The data below is to be copied exactly, line by line.

Entries from a dataset of interfaces
------------------------

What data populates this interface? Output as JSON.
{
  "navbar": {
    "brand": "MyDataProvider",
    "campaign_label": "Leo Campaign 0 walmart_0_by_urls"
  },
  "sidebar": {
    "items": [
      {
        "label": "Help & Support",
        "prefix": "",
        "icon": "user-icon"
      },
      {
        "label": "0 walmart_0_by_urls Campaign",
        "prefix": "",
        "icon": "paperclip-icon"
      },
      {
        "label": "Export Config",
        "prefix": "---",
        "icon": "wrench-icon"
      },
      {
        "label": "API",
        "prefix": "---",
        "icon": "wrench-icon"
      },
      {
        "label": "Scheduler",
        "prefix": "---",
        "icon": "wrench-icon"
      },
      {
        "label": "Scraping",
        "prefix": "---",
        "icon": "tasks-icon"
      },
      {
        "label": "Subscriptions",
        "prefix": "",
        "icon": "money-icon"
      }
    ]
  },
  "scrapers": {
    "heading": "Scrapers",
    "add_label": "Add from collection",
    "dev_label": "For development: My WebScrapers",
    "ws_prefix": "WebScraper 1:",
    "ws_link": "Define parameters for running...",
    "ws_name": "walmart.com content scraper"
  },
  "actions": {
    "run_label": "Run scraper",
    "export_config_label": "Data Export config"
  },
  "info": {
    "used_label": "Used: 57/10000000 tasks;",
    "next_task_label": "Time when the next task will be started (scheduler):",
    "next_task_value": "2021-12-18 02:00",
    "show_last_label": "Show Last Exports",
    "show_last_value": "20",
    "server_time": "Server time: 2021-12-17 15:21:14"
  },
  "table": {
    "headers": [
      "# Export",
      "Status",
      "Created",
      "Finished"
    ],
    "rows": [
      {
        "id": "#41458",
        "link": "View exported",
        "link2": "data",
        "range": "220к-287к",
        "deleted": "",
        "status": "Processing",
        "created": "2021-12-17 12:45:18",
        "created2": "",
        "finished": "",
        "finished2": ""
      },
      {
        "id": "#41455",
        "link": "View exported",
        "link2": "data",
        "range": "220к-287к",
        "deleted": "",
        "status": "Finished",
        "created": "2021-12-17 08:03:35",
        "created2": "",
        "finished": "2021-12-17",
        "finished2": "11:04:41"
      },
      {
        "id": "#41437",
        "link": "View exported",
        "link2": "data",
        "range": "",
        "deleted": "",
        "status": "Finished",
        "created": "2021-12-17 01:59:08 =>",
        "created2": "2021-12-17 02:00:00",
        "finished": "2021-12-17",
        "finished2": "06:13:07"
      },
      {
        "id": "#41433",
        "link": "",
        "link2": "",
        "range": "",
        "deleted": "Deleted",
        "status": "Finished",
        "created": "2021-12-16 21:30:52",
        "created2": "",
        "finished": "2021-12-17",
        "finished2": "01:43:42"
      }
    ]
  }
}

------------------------

◆ ANSWER SECTION ◆
What data populates this interface? Output as JSON.
{
  "navbar": {
    "brand": "MyDataProvider",
    "campaign_label": "Leo Campaign 0 walmart_0_by_urls"
  },
  "sidebar": {
    "items": [
      {
        "label": "Help & Support",
        "prefix": "",
        "icon": "user-icon"
      },
      {
        "label": "0 walmart_0_by_urls Campaign",
        "prefix": "",
        "icon": "paperclip-icon"
      },
      {
        "label": "Export Config",
        "prefix": "---",
        "icon": "wrench-icon"
      },
      {
        "label": "API",
        "prefix": "---",
        "icon": "wrench-icon"
      },
      {
        "label": "Scheduler",
        "prefix": "---",
        "icon": "wrench-icon"
      },
      {
        "label": "Scraping",
        "prefix": "---",
        "icon": "tasks-icon"
      },
      {
        "label": "Subscriptions",
        "prefix": "",
        "icon": "money-icon"
      }
    ]
  },
  "scrapers": {
    "heading": "Scrapers",
    "add_label": "Add from collection",
    "dev_label": "For development: My WebScrapers",
    "ws_prefix": "WebScraper 1:",
    "ws_link": "Define parameters for running...",
    "ws_name": "walmart.com content scraper"
  },
  "actions": {
    "run_label": "Run scraper",
    "export_config_label": "Data Export config"
  },
  "info": {
    "used_label": "Used: 57/10000000 tasks;",
    "next_task_label": "Time when the next task will be started (scheduler):",
    "next_task_value": "2021-12-18 02:00",
    "show_last_label": "Show Last Exports",
    "show_last_value": "20",
    "server_time": "Server time: 2021-12-17 15:21:14"
  },
  "table": {
    "headers": [
      "# Export",
      "Status",
      "Created",
      "Finished"
    ],
    "rows": [
      {
        "id": "#41458",
        "link": "View exported",
        "link2": "data",
        "range": "220к-287к",
        "deleted": "",
        "status": "Processing",
        "created": "2021-12-17 12:45:18",
        "created2": "",
        "finished": "",
        "finished2": ""
      },
      {
        "id": "#41455",
        "link": "View exported",
        "link2": "data",
        "range": "220к-287к",
        "deleted": "",
        "status": "Finished",
        "created": "2021-12-17 08:03:35",
        "created2": "",
        "finished": "2021-12-17",
        "finished2": "11:04:41"
      },
      {
        "id": "#41437",
        "link": "View exported",
        "link2": "data",
        "range": "",
        "deleted": "",
        "status": "Finished",
        "created": "2021-12-17 01:59:08 =>",
        "created2": "2021-12-17 02:00:00",
        "finished": "2021-12-17",
        "finished2": "06:13:07"
      },
      {
        "id": "#41433",
        "link": "",
        "link2": "",
        "range": "",
        "deleted": "Deleted",
        "status": "Finished",
        "created": "2021-12-16 21:30:52",
        "created2": "",
        "finished": "2021-12-17",
        "finished2": "01:43:42"
      }
    ]
  }
}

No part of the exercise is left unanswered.